*EXERCISE OBJECTIVE:*
With the listing in front of you, retype it exactly.
***** ENTRIES SUPPLIED
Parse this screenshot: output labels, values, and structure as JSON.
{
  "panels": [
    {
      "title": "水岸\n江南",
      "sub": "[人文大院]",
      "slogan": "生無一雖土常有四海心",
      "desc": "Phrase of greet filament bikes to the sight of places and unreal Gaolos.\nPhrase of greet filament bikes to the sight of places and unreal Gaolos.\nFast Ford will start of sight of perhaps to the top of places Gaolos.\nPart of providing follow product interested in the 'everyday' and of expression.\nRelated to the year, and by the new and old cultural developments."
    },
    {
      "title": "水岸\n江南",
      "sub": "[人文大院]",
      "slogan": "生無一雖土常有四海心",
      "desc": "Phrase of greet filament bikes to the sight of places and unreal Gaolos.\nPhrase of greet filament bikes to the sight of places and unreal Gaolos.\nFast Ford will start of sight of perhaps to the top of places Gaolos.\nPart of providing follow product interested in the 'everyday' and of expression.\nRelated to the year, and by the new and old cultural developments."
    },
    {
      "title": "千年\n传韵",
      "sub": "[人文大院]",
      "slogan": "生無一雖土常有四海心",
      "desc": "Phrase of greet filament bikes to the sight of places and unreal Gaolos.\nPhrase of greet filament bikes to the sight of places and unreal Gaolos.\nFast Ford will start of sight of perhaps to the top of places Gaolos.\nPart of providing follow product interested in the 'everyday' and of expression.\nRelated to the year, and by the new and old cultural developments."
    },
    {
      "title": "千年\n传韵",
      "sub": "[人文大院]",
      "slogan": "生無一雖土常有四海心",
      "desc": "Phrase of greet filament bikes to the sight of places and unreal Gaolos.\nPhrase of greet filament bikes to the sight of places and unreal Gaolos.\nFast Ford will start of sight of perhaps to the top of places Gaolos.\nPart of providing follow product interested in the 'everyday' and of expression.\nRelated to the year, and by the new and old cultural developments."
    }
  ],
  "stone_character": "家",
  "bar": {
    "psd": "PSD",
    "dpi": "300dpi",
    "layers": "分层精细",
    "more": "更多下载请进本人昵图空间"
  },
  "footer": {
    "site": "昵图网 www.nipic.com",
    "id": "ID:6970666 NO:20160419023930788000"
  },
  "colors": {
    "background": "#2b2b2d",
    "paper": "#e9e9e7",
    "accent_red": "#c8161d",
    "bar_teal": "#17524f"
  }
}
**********
*SOLVED PROBLEM:*
Parse this screenshot: output labels, values, and structure as JSON.
{
  "panels": [
    {
      "title": "水岸\n江南",
      "sub": "[人文大院]",
      "slogan": "生無一雖土常有四海心",
      "desc": "Phrase of greet filament bikes to the sight of places and unreal Gaolos.\nPhrase of greet filament bikes to the sight of places and unreal Gaolos.\nFast Ford will start of sight of perhaps to the top of places Gaolos.\nPart of providing follow product interested in the 'everyday' and of expression.\nRelated to the year, and by the new and old cultural developments."
    },
    {
      "title": "水岸\n江南",
      "sub": "[人文大院]",
      "slogan": "生無一雖土常有四海心",
      "desc": "Phrase of greet filament bikes to the sight of places and unreal Gaolos.\nPhrase of greet filament bikes to the sight of places and unreal Gaolos.\nFast Ford will start of sight of perhaps to the top of places Gaolos.\nPart of providing follow product interested in the 'everyday' and of expression.\nRelated to the year, and by the new and old cultural developments."
    },
    {
      "title": "千年\n传韵",
      "sub": "[人文大院]",
      "slogan": "生無一雖土常有四海心",
      "desc": "Phrase of greet filament bikes to the sight of places and unreal Gaolos.\nPhrase of greet filament bikes to the sight of places and unreal Gaolos.\nFast Ford will start of sight of perhaps to the top of places Gaolos.\nPart of providing follow product interested in the 'everyday' and of expression.\nRelated to the year, and by the new and old cultural developments."
    },
    {
      "title": "千年\n传韵",
      "sub": "[人文大院]",
      "slogan": "生無一雖土常有四海心",
      "desc": "Phrase of greet filament bikes to the sight of places and unreal Gaolos.\nPhrase of greet filament bikes to the sight of places and unreal Gaolos.\nFast Ford will start of sight of perhaps to the top of places Gaolos.\nPart of providing follow product interested in the 'everyday' and of expression.\nRelated to the year, and by the new and old cultural developments."
    }
  ],
  "stone_character": "家",
  "bar": {
    "psd": "PSD",
    "dpi": "300dpi",
    "layers": "分层精细",
    "more": "更多下载请进本人昵图空间"
  },
  "footer": {
    "site": "昵图网 www.nipic.com",
    "id": "ID:6970666 NO:20160419023930788000"
  },
  "colors": {
    "background": "#2b2b2d",
    "paper": "#e9e9e7",
    "accent_red": "#c8161d",
    "bar_teal": "#17524f"
  }
}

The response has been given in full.